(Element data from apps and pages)
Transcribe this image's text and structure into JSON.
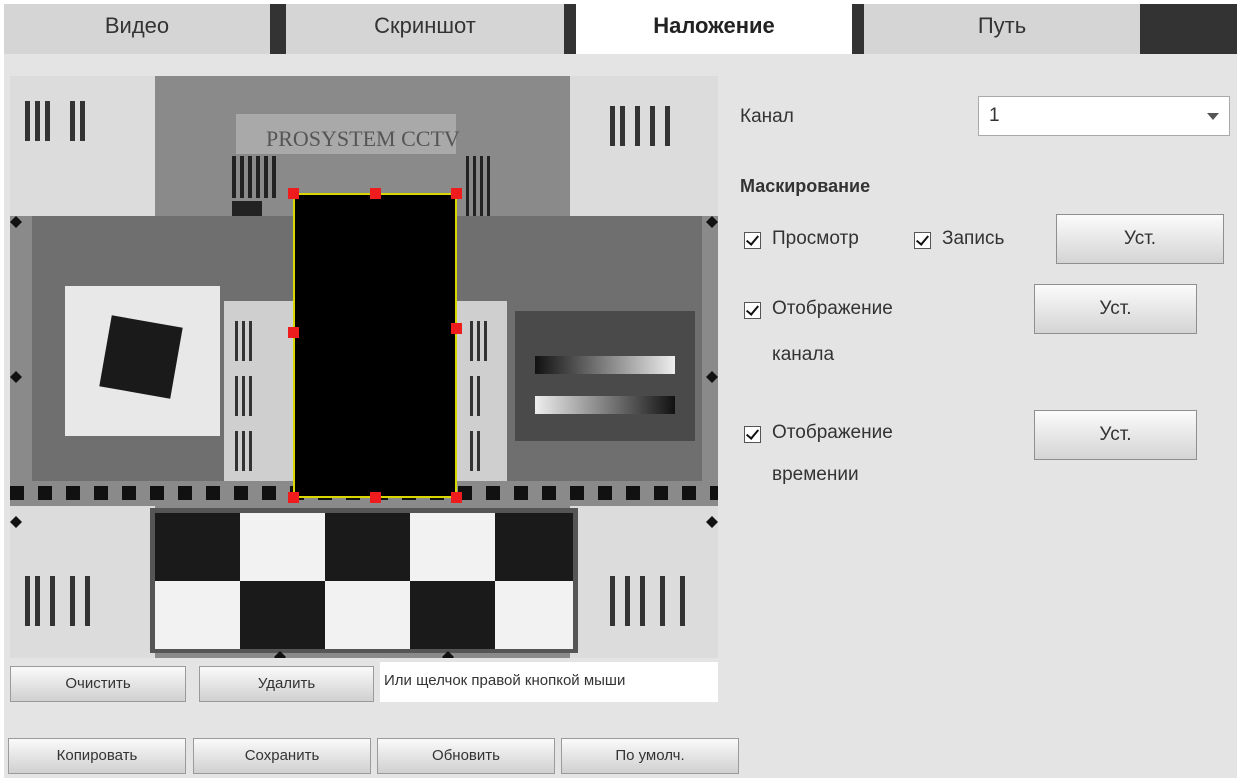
{
  "tabs": [
    {
      "label": "Видео"
    },
    {
      "label": "Скриншот"
    },
    {
      "label": "Наложение"
    },
    {
      "label": "Путь"
    }
  ],
  "preview": {
    "overlay_text": "PROSYSTEM CCTV"
  },
  "hint": "Или щелчок правой кнопкой мыши",
  "buttons": {
    "clear": "Очистить",
    "delete": "Удалить",
    "copy": "Копировать",
    "save": "Сохранить",
    "refresh": "Обновить",
    "default": "По умолч."
  },
  "settings": {
    "channel_label": "Канал",
    "channel_value": "1",
    "masking_title": "Маскирование",
    "preview_label": "Просмотр",
    "record_label": "Запись",
    "channel_display_line1": "Отображение",
    "channel_display_line2": "канала",
    "time_display_line1": "Отображение",
    "time_display_line2": "времении",
    "set_label": "Уст."
  },
  "colors": {
    "mask_handle": "#ee1c1c",
    "mask_border": "#d9d600"
  }
}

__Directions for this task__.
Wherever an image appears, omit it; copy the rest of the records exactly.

__Written solution__.
Transcribe this image's text and structure into JSON.
{
  "tabs": [
    {
      "label": "Видео"
    },
    {
      "label": "Скриншот"
    },
    {
      "label": "Наложение"
    },
    {
      "label": "Путь"
    }
  ],
  "preview": {
    "overlay_text": "PROSYSTEM CCTV"
  },
  "hint": "Или щелчок правой кнопкой мыши",
  "buttons": {
    "clear": "Очистить",
    "delete": "Удалить",
    "copy": "Копировать",
    "save": "Сохранить",
    "refresh": "Обновить",
    "default": "По умолч."
  },
  "settings": {
    "channel_label": "Канал",
    "channel_value": "1",
    "masking_title": "Маскирование",
    "preview_label": "Просмотр",
    "record_label": "Запись",
    "channel_display_line1": "Отображение",
    "channel_display_line2": "канала",
    "time_display_line1": "Отображение",
    "time_display_line2": "времении",
    "set_label": "Уст."
  },
  "colors": {
    "mask_handle": "#ee1c1c",
    "mask_border": "#d9d600"
  }
}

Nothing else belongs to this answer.